- It is true that only three categories of return are mentioned in the parable, yet there is no doubt that each and every one who makes positive use of the dollar entrusted to them will be rewarded, as St. Paul very eloquently explains the different rewards by saying, “The sun has one kind of splendor, the moon another, and the stars another, and even one star differs from another star in splendor” (I Cor 15:41).
- Finally, those citizens who denied the sovereignty of the Lord Jesus are actually His own people, who prefer to stay dead in their sinfulness, and on the Day of Judgment will be sent harshly from earthly punishment to eternal damnation.

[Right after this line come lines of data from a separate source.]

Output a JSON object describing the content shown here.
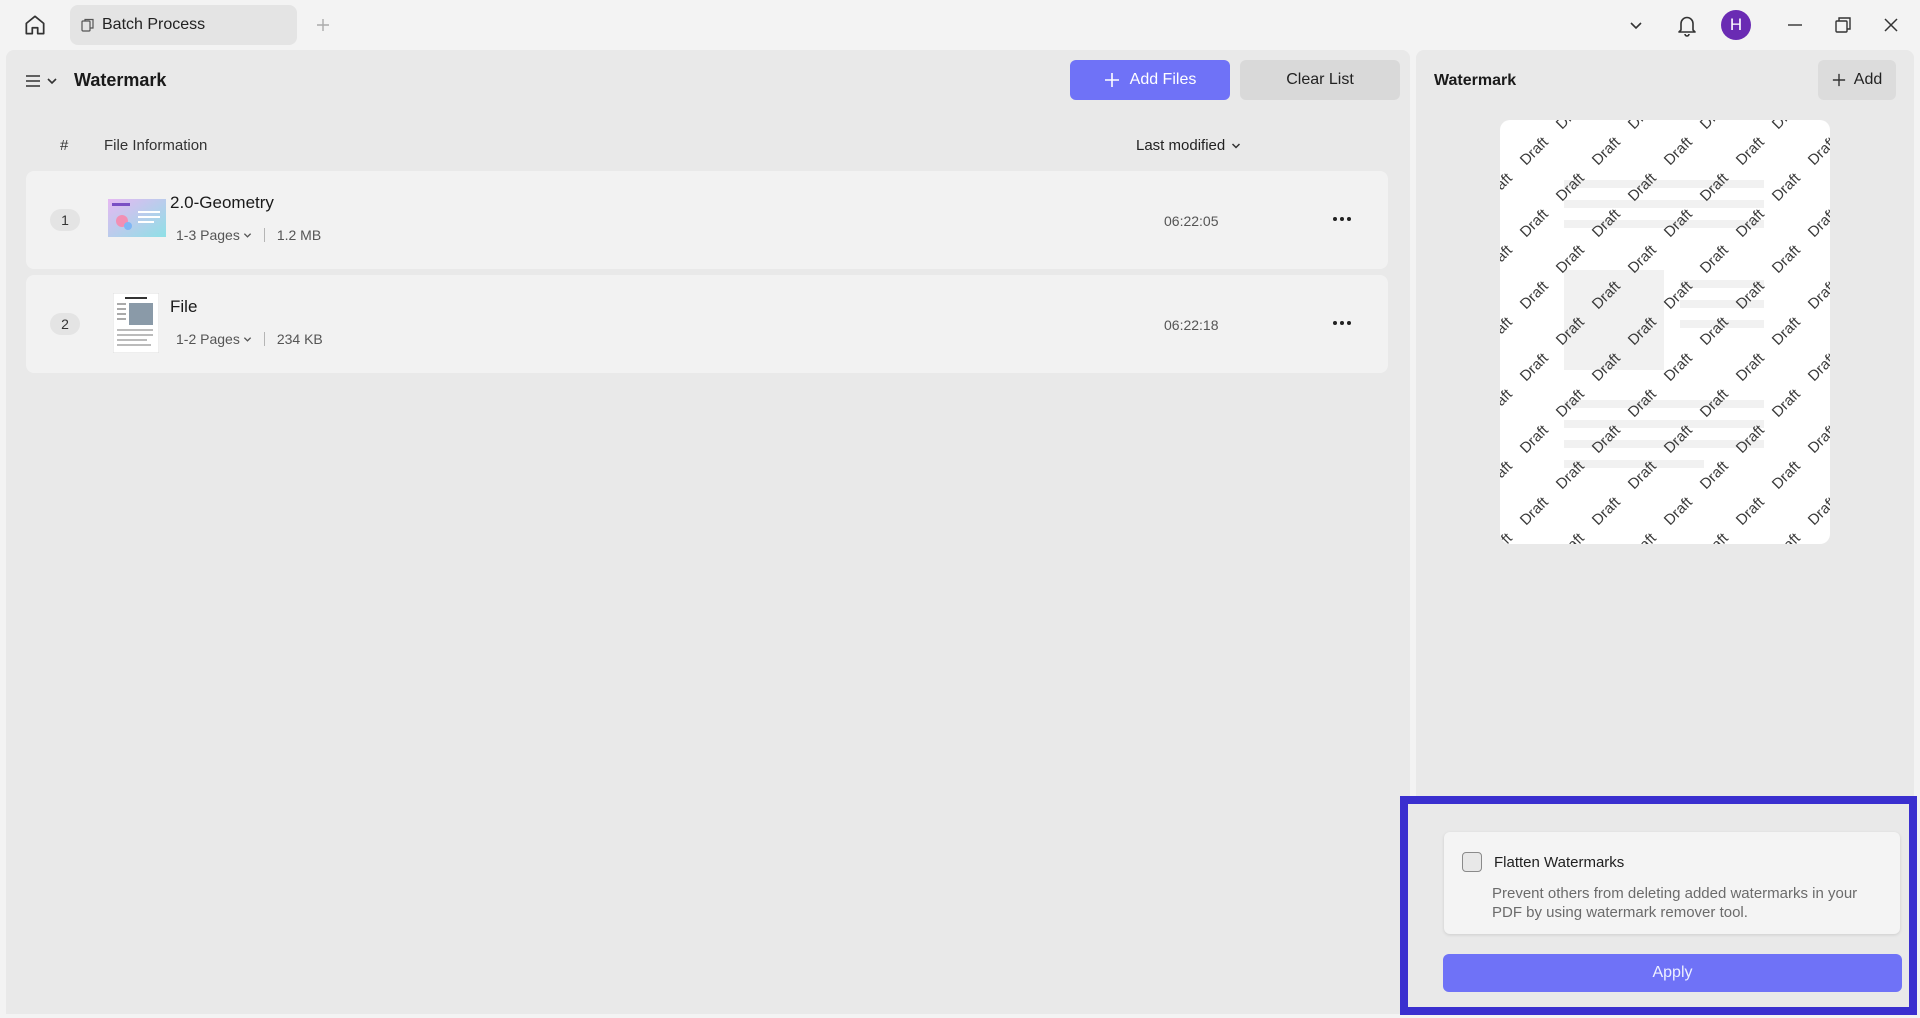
{
  "titlebar": {
    "tab_label": "Batch Process",
    "avatar_initial": "H"
  },
  "left_panel": {
    "title": "Watermark",
    "add_files_label": "Add Files",
    "clear_list_label": "Clear List",
    "columns": {
      "hash": "#",
      "info": "File Information",
      "sort": "Last modified"
    },
    "files": [
      {
        "num": "1",
        "name": "2.0-Geometry",
        "pages": "1-3 Pages",
        "size": "1.2 MB",
        "time": "06:22:05"
      },
      {
        "num": "2",
        "name": "File",
        "pages": "1-2 Pages",
        "size": "234 KB",
        "time": "06:22:18"
      }
    ]
  },
  "right_panel": {
    "title": "Watermark",
    "add_label": "Add",
    "watermark_text": "Draft"
  },
  "flatten": {
    "label": "Flatten Watermarks",
    "description": "Prevent others from deleting added watermarks in your PDF by using watermark remover tool.",
    "checked": false
  },
  "apply_label": "Apply",
  "colors": {
    "accent": "#6f72f7",
    "highlight_border": "#3a2fcf",
    "avatar": "#6a2bb3"
  }
}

- The most difficult part of the parable to understand is the noble man’s statement: “To all those who have, more will be given; but from those who have nothing, even what they have will be taken away.” The final answer of course is clear to the Lord. The benefit which we shall derive from this Divine lesson, even with our poor judgment, is that all those who walk in God will be blessed and more rewarded. However, for those who do not follow the Lord, whatever was given to them will be taken from them, just as from Esau was taken his birth right, from Saul his royal right, from the chosen people the privilege of the Promise, and instead, it shall be given “to all who received Him who believed in His name” (Jn 1:12).
With this rich message on the last Sunday of the year which precedes the final stage of the ascent through Advent to Theophany, let us all thank the Almighty Lord “from whom comes every good and perfect gift” (James 1:17), and let us seriously use every talent entrusted to us by the noble Master and praise the All-Holy Trinity. Amen.